The secretary’s previously unknown “personal trip” to the city of Porto was taken just a week before Amtrak announced the cancellation of long-distance routes in anticipation of a strike, the Washington Free Beacon reported on Wednesday.
“The secretary took a long-planned personal trip from Aug. 29 to Sept. 5,” a Department of Transportation spokesperson told multiple outlets. “As usual, while traveling on personal time he remained available and engaged on urgent issues, which in this case meant multiple calls with staff and stakeholders to work on the topic of rail labor negotiations.”
The strike threatened to cost the US economy more than $2 billion in lost output per day.
Biden administration negotiators were eventually able to reach a tentative agreement with eight of the 12 rail-worker unions on Sept. 15, and Congress forced the deal upon all of them earlier this month.
On Sept. 1, while still on vacation, Buttigieg posted a video of himself on Twitter that implied he was at a US airport. The former South Bend, Indiana mayor was wearing a suit and touting the DOT’s new Airline Customer Service Dashboard in the video.
President Biden cited the “hard work” of Labor Secretary Marty Walsh, Agriculture Secretary Tom Vilsack, National Economic Council Director Brian Deese, and Buttigieg when the White House announced the tentative deal.

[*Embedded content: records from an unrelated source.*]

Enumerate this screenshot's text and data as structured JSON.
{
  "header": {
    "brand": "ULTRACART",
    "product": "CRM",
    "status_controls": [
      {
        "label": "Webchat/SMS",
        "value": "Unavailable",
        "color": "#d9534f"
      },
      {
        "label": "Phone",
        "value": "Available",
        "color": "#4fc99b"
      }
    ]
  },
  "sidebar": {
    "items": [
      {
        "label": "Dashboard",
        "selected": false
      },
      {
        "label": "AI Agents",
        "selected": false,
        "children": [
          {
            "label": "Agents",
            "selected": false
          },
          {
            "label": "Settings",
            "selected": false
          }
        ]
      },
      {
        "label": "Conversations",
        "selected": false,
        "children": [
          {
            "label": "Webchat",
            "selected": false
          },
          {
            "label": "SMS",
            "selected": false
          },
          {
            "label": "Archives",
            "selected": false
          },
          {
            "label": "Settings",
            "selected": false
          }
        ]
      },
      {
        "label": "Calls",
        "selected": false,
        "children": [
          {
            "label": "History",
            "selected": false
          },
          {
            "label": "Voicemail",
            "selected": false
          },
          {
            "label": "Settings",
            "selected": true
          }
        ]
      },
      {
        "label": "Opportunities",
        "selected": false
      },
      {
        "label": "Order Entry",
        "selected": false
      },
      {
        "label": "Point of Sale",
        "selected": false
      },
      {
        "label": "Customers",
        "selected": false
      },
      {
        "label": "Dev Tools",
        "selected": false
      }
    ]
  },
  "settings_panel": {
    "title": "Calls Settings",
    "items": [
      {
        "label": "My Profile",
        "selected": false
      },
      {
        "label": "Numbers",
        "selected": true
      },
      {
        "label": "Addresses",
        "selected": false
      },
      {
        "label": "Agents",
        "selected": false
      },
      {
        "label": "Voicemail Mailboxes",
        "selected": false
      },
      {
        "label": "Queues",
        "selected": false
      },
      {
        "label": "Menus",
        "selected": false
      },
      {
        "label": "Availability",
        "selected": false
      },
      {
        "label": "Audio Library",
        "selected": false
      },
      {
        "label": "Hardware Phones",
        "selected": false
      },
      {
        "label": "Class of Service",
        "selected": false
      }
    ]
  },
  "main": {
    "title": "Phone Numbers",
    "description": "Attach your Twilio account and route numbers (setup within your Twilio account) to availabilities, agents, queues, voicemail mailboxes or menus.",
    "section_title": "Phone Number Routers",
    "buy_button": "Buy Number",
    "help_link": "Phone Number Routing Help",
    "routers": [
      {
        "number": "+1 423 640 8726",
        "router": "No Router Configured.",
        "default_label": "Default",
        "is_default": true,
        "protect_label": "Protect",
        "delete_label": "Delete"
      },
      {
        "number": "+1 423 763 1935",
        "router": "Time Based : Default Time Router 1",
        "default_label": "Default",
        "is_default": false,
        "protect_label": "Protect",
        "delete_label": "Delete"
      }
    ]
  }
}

Sen. Josh Hawley (R-Mo.), who voted against forcing the contract on union groups, jabbed Buttigieg on Twitter Wednesday for the trip.
“Nice that Mayor Pete had time to vacation in Europe while forcing rail workers to go without sick days,” Hawley wrote.
Buttigieg’s travel habits also made headlines earlier this week when it was reported that he flew 18 times on taxpayer-funded private jets since taking office in January 2021.
According to the report, Buttigieg has used two taxpayer-funded Cessna 560XL jets managed by the Federal Aviation Administration for trips to states including Nevada, Florida, Oklahoma, Minnesota, Ohio, and New Hampshire.